- FoodKeeper. United States Department of Agriculture.
- Andersen, A. Almond Milk. Michigan State University. 2015.
- Narataruksa, Phavanee, et al. Fouling behavior of coconut milk at pasteurization temperatures. Appl therm eng, 2010, 30, 1387-1395.
- Sahana, N., and D. Ramasamy. Process optimization and shelf life study of retort processed coconut milk. Pharma Innov, 2019, 8, 134-6.
- Milk. The Nutrition Source. Harvard University.

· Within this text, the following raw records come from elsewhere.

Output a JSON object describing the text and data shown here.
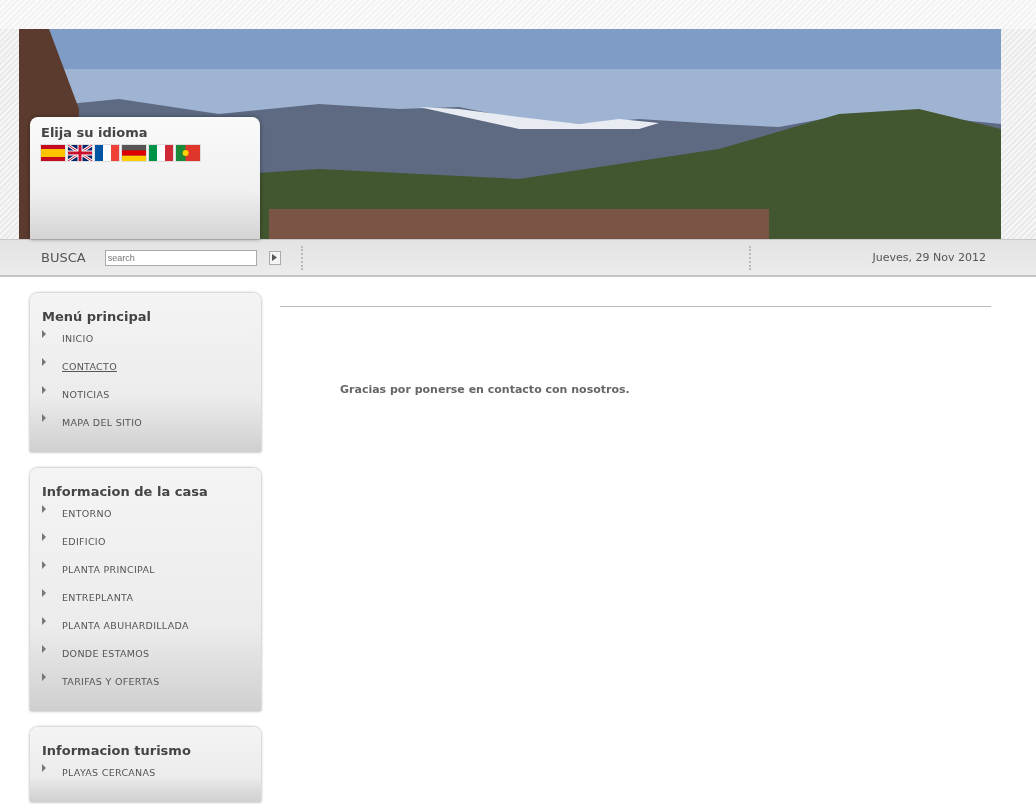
{
  "language_box": {
    "title": "Elija su idioma",
    "flags": [
      {
        "kind": "es"
      },
      {
        "kind": "gb"
      },
      {
        "kind": "fr"
      },
      {
        "kind": "de"
      },
      {
        "kind": "it"
      },
      {
        "kind": "pt"
      }
    ]
  },
  "search_bar": {
    "label": "BUSCA",
    "placeholder": "search",
    "date": "Jueves, 29 Nov 2012"
  },
  "sidebar": [
    {
      "title": "Menú principal",
      "items": [
        {
          "label": "INICIO",
          "selected": false
        },
        {
          "label": "CONTACTO",
          "selected": true
        },
        {
          "label": "NOTICIAS",
          "selected": false
        },
        {
          "label": "MAPA DEL SITIO",
          "selected": false
        }
      ]
    },
    {
      "title": "Informacion de la casa",
      "items": [
        {
          "label": "ENTORNO",
          "selected": false
        },
        {
          "label": "EDIFICIO",
          "selected": false
        },
        {
          "label": "PLANTA PRINCIPAL",
          "selected": false
        },
        {
          "label": "ENTREPLANTA",
          "selected": false
        },
        {
          "label": "PLANTA ABUHARDILLADA",
          "selected": false
        },
        {
          "label": "DONDE ESTAMOS",
          "selected": false
        },
        {
          "label": "TARIFAS Y OFERTAS",
          "selected": false
        }
      ]
    },
    {
      "title": "Informacion turismo",
      "items": [
        {
          "label": "PLAYAS CERCANAS",
          "selected": false
        }
      ]
    }
  ],
  "content": {
    "message": "Gracias por ponerse en contacto con nosotros."
  }
}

- Gunathilake, K. D. P. P. Shelf Life and Quality Evaluation of Deep Frozen Coconut Cream, Coconut Scrapings and Coconut Slices. CORD, 2016, 32, 7-7.
- Patil, Umesh, and Soottawat Benjakul. Coconut milk and coconut oil: their manufacture associated with protein functionality. J food sci, 2018, 83, 2019-2027.